The next morning, early, I got a call from Minnie. If I could be at the Churchill War Rooms for ten o’clock that morning, the director would give me a private tour. I assured Minnie that she didn’t have to make such a special arrangement for me. She laughed and said, “Oh yes I do. Aunt Mary said so.”
Before we left Lady Soames’s house for the restaurant, she asked me about the book that Levenger was about to publish, The Dream. A brief essay that Churchill wrote in 1947, shortly after the Allied victory that Churchill had been so instrumental in, the story recounts a dream Churchill had of his long-dead father, Randolph Churchill, returning to see him.
Winston had spent the early part of his life seeking but never winning his father’s approval. Randolph died in 1895 when Winston was 20, well before he would make his indelible mark on history.
Lady Soames told me she had once asked her father, when he was in his late eighties, what he regretted, if anything. “I thought it would be not receiving the VC,” she said, referring to the Victoria Cross medal for valor. But that wasn’t it at all.
What her father regretted most was that his own father had not lived long enough to see him make something of himself.

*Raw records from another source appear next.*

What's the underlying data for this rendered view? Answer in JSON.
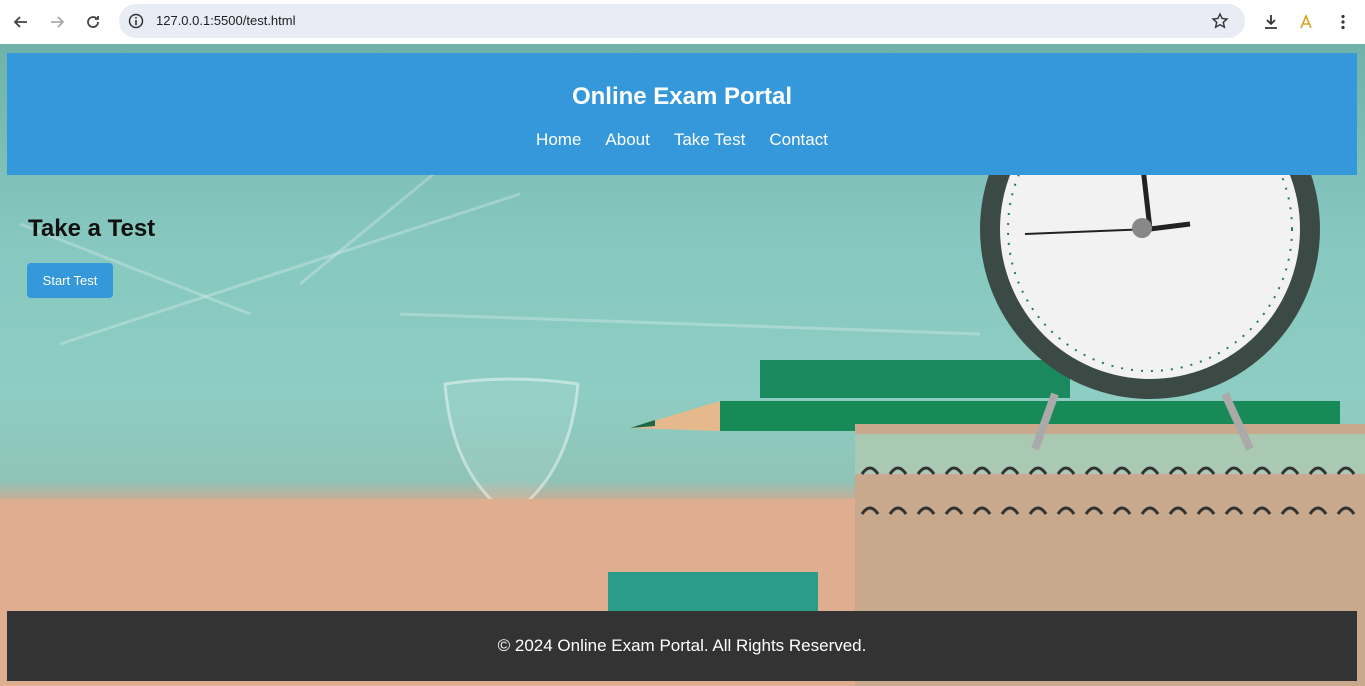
{
  "browser": {
    "url": "127.0.0.1:5500/test.html",
    "icons": [
      "back-icon",
      "forward-icon",
      "reload-icon",
      "site-info-icon",
      "bookmark-star-icon",
      "download-icon",
      "extension-icon",
      "menu-icon"
    ]
  },
  "header": {
    "title": "Online Exam Portal",
    "nav": [
      "Home",
      "About",
      "Take Test",
      "Contact"
    ]
  },
  "main": {
    "heading": "Take a Test",
    "start_button": "Start Test"
  },
  "footer": {
    "text": "© 2024 Online Exam Portal. All Rights Reserved."
  },
  "colors": {
    "header_bg": "#3498db",
    "button_bg": "#3498db",
    "footer_bg": "#333333"
  }
}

Unlike his father, Winston Churchill was a loving and doting parent to his children. His daughter Mary made her own mark on history, honoring her father in death as she adored him in life. The way only a devoted daughter can.